## About this task:
Leaving nothing out, set down all the data exactly.

*** Opening of Supplied entries ***

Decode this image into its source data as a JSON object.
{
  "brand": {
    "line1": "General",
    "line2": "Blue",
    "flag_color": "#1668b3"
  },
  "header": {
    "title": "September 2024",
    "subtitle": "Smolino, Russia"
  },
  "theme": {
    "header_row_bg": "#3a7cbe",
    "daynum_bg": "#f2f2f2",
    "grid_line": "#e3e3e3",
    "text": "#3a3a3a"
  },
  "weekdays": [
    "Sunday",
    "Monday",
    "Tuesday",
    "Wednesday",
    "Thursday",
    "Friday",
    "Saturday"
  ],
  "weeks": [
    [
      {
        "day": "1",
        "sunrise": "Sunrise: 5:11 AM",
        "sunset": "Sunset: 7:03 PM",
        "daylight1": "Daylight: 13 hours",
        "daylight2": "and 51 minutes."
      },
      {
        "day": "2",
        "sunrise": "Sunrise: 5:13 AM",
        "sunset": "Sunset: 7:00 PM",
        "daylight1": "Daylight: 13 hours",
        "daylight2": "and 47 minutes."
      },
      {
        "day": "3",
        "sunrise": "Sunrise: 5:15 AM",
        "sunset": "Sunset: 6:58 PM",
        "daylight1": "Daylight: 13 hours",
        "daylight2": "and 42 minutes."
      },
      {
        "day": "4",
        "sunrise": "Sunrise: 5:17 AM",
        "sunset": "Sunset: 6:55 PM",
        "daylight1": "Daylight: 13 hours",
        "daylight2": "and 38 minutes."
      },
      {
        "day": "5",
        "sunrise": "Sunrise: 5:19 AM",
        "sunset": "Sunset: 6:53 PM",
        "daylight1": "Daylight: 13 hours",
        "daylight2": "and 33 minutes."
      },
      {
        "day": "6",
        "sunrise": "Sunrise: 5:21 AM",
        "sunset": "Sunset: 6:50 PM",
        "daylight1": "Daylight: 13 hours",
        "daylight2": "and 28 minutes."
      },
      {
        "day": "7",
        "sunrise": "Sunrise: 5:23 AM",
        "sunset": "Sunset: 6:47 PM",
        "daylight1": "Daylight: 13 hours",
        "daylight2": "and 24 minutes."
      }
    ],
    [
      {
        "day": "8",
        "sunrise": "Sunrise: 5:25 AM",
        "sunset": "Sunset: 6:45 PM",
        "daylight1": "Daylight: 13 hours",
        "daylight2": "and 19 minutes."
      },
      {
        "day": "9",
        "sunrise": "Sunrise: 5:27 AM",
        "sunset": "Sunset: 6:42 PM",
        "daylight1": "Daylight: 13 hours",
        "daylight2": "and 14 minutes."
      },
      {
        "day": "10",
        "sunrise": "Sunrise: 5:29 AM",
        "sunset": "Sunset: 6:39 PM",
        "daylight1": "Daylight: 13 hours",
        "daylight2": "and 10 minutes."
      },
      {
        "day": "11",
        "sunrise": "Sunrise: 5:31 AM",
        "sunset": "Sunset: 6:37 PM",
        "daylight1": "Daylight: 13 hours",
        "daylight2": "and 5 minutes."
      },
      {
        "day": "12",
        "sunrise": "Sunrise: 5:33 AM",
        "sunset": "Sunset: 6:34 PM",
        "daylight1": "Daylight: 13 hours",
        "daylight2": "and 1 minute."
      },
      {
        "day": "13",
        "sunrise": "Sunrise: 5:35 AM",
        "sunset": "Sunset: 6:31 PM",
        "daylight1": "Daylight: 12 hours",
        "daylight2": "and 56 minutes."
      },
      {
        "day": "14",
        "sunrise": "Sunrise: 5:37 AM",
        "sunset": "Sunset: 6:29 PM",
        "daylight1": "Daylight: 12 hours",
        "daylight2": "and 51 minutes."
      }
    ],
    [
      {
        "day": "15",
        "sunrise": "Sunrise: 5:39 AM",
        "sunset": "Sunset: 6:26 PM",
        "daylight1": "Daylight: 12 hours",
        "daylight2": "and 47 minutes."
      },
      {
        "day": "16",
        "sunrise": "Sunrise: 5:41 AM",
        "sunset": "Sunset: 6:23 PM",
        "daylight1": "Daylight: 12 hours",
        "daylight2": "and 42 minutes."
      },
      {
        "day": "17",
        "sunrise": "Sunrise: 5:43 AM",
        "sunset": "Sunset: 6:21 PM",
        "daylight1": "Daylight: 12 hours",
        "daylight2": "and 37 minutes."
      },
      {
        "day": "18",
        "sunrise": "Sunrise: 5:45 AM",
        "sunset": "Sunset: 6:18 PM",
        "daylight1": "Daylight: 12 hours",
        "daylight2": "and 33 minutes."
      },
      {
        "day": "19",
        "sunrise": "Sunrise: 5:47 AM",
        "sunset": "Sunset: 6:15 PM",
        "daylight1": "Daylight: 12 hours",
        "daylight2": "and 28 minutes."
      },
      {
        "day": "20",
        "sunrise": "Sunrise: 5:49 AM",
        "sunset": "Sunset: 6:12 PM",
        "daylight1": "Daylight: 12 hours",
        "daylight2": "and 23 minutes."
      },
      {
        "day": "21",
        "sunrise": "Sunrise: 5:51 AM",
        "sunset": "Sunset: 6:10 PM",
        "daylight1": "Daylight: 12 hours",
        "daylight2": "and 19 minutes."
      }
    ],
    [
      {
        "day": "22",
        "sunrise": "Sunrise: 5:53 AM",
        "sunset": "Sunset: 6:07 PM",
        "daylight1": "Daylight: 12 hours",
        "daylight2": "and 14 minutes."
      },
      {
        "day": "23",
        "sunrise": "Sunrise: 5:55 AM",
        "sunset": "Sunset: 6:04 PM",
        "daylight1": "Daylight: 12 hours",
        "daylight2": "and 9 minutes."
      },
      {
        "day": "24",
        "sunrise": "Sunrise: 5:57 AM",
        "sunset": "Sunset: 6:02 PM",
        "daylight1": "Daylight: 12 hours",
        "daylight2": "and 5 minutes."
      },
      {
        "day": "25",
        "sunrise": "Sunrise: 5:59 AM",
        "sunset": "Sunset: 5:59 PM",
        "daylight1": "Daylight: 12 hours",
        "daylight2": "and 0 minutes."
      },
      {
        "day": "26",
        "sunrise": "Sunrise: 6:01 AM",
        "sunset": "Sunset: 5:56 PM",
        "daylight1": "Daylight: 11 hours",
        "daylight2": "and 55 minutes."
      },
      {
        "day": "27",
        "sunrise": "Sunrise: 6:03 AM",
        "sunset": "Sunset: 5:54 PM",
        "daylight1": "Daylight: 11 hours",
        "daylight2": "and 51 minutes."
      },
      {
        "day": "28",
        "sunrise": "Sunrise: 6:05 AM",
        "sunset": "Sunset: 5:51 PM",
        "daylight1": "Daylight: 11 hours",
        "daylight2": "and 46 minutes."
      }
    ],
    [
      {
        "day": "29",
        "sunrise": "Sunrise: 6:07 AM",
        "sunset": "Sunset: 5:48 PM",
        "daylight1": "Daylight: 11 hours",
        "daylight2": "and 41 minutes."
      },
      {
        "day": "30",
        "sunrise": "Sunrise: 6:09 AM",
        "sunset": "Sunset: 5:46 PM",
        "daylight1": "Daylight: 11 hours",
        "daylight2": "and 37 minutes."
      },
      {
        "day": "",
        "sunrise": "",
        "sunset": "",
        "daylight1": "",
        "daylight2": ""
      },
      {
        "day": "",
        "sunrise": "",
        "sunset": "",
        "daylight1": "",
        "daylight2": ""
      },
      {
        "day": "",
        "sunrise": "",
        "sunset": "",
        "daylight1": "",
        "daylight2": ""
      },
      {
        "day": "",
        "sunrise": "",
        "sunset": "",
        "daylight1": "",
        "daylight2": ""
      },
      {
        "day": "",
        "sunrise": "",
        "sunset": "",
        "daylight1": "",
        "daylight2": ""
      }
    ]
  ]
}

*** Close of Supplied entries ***

## Task output:
Decode this image into its source data as a JSON object.
{
  "brand": {
    "line1": "General",
    "line2": "Blue",
    "flag_color": "#1668b3"
  },
  "header": {
    "title": "September 2024",
    "subtitle": "Smolino, Russia"
  },
  "theme": {
    "header_row_bg": "#3a7cbe",
    "daynum_bg": "#f2f2f2",
    "grid_line": "#e3e3e3",
    "text": "#3a3a3a"
  },
  "weekdays": [
    "Sunday",
    "Monday",
    "Tuesday",
    "Wednesday",
    "Thursday",
    "Friday",
    "Saturday"
  ],
  "weeks": [
    [
      {
        "day": "1",
        "sunrise": "Sunrise: 5:11 AM",
        "sunset": "Sunset: 7:03 PM",
        "daylight1": "Daylight: 13 hours",
        "daylight2": "and 51 minutes."
      },
      {
        "day": "2",
        "sunrise": "Sunrise: 5:13 AM",
        "sunset": "Sunset: 7:00 PM",
        "daylight1": "Daylight: 13 hours",
        "daylight2": "and 47 minutes."
      },
      {
        "day": "3",
        "sunrise": "Sunrise: 5:15 AM",
        "sunset": "Sunset: 6:58 PM",
        "daylight1": "Daylight: 13 hours",
        "daylight2": "and 42 minutes."
      },
      {
        "day": "4",
        "sunrise": "Sunrise: 5:17 AM",
        "sunset": "Sunset: 6:55 PM",
        "daylight1": "Daylight: 13 hours",
        "daylight2": "and 38 minutes."
      },
      {
        "day": "5",
        "sunrise": "Sunrise: 5:19 AM",
        "sunset": "Sunset: 6:53 PM",
        "daylight1": "Daylight: 13 hours",
        "daylight2": "and 33 minutes."
      },
      {
        "day": "6",
        "sunrise": "Sunrise: 5:21 AM",
        "sunset": "Sunset: 6:50 PM",
        "daylight1": "Daylight: 13 hours",
        "daylight2": "and 28 minutes."
      },
      {
        "day": "7",
        "sunrise": "Sunrise: 5:23 AM",
        "sunset": "Sunset: 6:47 PM",
        "daylight1": "Daylight: 13 hours",
        "daylight2": "and 24 minutes."
      }
    ],
    [
      {
        "day": "8",
        "sunrise": "Sunrise: 5:25 AM",
        "sunset": "Sunset: 6:45 PM",
        "daylight1": "Daylight: 13 hours",
        "daylight2": "and 19 minutes."
      },
      {
        "day": "9",
        "sunrise": "Sunrise: 5:27 AM",
        "sunset": "Sunset: 6:42 PM",
        "daylight1": "Daylight: 13 hours",
        "daylight2": "and 14 minutes."
      },
      {
        "day": "10",
        "sunrise": "Sunrise: 5:29 AM",
        "sunset": "Sunset: 6:39 PM",
        "daylight1": "Daylight: 13 hours",
        "daylight2": "and 10 minutes."
      },
      {
        "day": "11",
        "sunrise": "Sunrise: 5:31 AM",
        "sunset": "Sunset: 6:37 PM",
        "daylight1": "Daylight: 13 hours",
        "daylight2": "and 5 minutes."
      },
      {
        "day": "12",
        "sunrise": "Sunrise: 5:33 AM",
        "sunset": "Sunset: 6:34 PM",
        "daylight1": "Daylight: 13 hours",
        "daylight2": "and 1 minute."
      },
      {
        "day": "13",
        "sunrise": "Sunrise: 5:35 AM",
        "sunset": "Sunset: 6:31 PM",
        "daylight1": "Daylight: 12 hours",
        "daylight2": "and 56 minutes."
      },
      {
        "day": "14",
        "sunrise": "Sunrise: 5:37 AM",
        "sunset": "Sunset: 6:29 PM",
        "daylight1": "Daylight: 12 hours",
        "daylight2": "and 51 minutes."
      }
    ],
    [
      {
        "day": "15",
        "sunrise": "Sunrise: 5:39 AM",
        "sunset": "Sunset: 6:26 PM",
        "daylight1": "Daylight: 12 hours",
        "daylight2": "and 47 minutes."
      },
      {
        "day": "16",
        "sunrise": "Sunrise: 5:41 AM",
        "sunset": "Sunset: 6:23 PM",
        "daylight1": "Daylight: 12 hours",
        "daylight2": "and 42 minutes."
      },
      {
        "day": "17",
        "sunrise": "Sunrise: 5:43 AM",
        "sunset": "Sunset: 6:21 PM",
        "daylight1": "Daylight: 12 hours",
        "daylight2": "and 37 minutes."
      },
      {
        "day": "18",
        "sunrise": "Sunrise: 5:45 AM",
        "sunset": "Sunset: 6:18 PM",
        "daylight1": "Daylight: 12 hours",
        "daylight2": "and 33 minutes."
      },
      {
        "day": "19",
        "sunrise": "Sunrise: 5:47 AM",
        "sunset": "Sunset: 6:15 PM",
        "daylight1": "Daylight: 12 hours",
        "daylight2": "and 28 minutes."
      },
      {
        "day": "20",
        "sunrise": "Sunrise: 5:49 AM",
        "sunset": "Sunset: 6:12 PM",
        "daylight1": "Daylight: 12 hours",
        "daylight2": "and 23 minutes."
      },
      {
        "day": "21",
        "sunrise": "Sunrise: 5:51 AM",
        "sunset": "Sunset: 6:10 PM",
        "daylight1": "Daylight: 12 hours",
        "daylight2": "and 19 minutes."
      }
    ],
    [
      {
        "day": "22",
        "sunrise": "Sunrise: 5:53 AM",
        "sunset": "Sunset: 6:07 PM",
        "daylight1": "Daylight: 12 hours",
        "daylight2": "and 14 minutes."
      },
      {
        "day": "23",
        "sunrise": "Sunrise: 5:55 AM",
        "sunset": "Sunset: 6:04 PM",
        "daylight1": "Daylight: 12 hours",
        "daylight2": "and 9 minutes."
      },
      {
        "day": "24",
        "sunrise": "Sunrise: 5:57 AM",
        "sunset": "Sunset: 6:02 PM",
        "daylight1": "Daylight: 12 hours",
        "daylight2": "and 5 minutes."
      },
      {
        "day": "25",
        "sunrise": "Sunrise: 5:59 AM",
        "sunset": "Sunset: 5:59 PM",
        "daylight1": "Daylight: 12 hours",
        "daylight2": "and 0 minutes."
      },
      {
        "day": "26",
        "sunrise": "Sunrise: 6:01 AM",
        "sunset": "Sunset: 5:56 PM",
        "daylight1": "Daylight: 11 hours",
        "daylight2": "and 55 minutes."
      },
      {
        "day": "27",
        "sunrise": "Sunrise: 6:03 AM",
        "sunset": "Sunset: 5:54 PM",
        "daylight1": "Daylight: 11 hours",
        "daylight2": "and 51 minutes."
      },
      {
        "day": "28",
        "sunrise": "Sunrise: 6:05 AM",
        "sunset": "Sunset: 5:51 PM",
        "daylight1": "Daylight: 11 hours",
        "daylight2": "and 46 minutes."
      }
    ],
    [
      {
        "day": "29",
        "sunrise": "Sunrise: 6:07 AM",
        "sunset": "Sunset: 5:48 PM",
        "daylight1": "Daylight: 11 hours",
        "daylight2": "and 41 minutes."
      },
      {
        "day": "30",
        "sunrise": "Sunrise: 6:09 AM",
        "sunset": "Sunset: 5:46 PM",
        "daylight1": "Daylight: 11 hours",
        "daylight2": "and 37 minutes."
      },
      {
        "day": "",
        "sunrise": "",
        "sunset": "",
        "daylight1": "",
        "daylight2": ""
      },
      {
        "day": "",
        "sunrise": "",
        "sunset": "",
        "daylight1": "",
        "daylight2": ""
      },
      {
        "day": "",
        "sunrise": "",
        "sunset": "",
        "daylight1": "",
        "daylight2": ""
      },
      {
        "day": "",
        "sunrise": "",
        "sunset": "",
        "daylight1": "",
        "daylight2": ""
      },
      {
        "day": "",
        "sunrise": "",
        "sunset": "",
        "daylight1": "",
        "daylight2": ""
      }
    ]
  ]
}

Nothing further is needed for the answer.